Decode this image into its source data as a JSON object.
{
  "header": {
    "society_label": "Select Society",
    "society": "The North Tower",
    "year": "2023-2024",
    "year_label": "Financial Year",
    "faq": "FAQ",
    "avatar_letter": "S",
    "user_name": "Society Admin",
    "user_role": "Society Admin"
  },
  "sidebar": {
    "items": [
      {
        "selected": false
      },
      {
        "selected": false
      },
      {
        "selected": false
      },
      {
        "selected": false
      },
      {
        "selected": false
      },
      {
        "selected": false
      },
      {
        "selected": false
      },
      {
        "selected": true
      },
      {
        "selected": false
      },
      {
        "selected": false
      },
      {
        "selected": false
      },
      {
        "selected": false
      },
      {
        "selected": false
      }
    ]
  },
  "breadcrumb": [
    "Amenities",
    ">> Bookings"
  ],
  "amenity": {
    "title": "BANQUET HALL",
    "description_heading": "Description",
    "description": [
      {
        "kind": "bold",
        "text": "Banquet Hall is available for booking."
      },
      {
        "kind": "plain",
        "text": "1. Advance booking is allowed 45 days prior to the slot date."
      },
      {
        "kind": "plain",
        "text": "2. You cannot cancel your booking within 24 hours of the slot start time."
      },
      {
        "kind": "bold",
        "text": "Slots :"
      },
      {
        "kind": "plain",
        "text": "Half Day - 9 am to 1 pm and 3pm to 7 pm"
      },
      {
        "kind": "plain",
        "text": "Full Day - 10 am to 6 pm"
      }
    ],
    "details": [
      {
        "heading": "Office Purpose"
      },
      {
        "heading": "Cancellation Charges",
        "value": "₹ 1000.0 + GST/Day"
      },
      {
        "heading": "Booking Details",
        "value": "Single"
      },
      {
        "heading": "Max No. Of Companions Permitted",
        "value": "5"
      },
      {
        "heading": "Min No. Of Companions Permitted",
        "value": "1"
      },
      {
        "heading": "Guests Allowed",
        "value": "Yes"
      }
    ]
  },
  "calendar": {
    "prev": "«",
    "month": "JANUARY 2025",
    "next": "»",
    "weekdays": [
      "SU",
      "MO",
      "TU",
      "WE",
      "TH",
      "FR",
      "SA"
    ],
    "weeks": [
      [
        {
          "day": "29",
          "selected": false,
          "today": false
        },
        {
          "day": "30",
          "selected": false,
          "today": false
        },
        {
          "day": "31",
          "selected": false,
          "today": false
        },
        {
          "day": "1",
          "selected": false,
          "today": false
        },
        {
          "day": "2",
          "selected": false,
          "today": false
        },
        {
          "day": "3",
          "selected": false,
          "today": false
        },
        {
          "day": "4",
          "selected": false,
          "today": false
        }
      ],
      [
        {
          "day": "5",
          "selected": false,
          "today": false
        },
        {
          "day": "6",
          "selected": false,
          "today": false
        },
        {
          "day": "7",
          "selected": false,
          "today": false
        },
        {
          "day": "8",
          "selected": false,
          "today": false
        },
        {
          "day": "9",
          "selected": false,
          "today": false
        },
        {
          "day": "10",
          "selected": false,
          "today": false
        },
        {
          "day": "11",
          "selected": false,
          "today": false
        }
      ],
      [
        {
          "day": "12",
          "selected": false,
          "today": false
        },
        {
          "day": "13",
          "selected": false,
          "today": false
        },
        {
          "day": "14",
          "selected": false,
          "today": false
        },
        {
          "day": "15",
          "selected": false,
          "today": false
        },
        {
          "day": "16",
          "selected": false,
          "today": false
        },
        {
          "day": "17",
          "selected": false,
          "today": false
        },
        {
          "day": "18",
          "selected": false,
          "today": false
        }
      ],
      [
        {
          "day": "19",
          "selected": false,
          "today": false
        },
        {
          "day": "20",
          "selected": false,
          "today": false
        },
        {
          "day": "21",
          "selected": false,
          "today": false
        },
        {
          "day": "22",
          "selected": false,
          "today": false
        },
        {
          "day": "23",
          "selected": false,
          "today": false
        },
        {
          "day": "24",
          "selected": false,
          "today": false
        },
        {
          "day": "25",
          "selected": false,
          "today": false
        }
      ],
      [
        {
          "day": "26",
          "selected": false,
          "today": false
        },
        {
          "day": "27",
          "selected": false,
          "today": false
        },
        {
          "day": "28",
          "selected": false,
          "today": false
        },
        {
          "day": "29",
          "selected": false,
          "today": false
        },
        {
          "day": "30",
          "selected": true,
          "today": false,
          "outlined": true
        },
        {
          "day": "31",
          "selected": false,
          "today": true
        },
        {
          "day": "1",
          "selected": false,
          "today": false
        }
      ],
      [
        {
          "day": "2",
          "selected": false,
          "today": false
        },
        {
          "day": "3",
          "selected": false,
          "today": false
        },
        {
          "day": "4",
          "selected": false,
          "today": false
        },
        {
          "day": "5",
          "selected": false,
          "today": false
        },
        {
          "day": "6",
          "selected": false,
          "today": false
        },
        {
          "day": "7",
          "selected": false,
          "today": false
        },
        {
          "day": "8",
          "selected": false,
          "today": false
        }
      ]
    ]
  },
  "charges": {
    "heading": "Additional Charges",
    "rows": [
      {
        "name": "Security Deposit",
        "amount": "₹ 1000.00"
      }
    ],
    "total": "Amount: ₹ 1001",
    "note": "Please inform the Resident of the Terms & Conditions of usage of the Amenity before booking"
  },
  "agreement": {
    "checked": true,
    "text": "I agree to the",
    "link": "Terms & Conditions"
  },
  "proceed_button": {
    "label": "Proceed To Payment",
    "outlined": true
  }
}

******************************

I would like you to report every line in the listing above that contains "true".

        "selected": true
          "selected": true,
          "outlined": true
          "today": true
    "checked": true,
    "outlined": true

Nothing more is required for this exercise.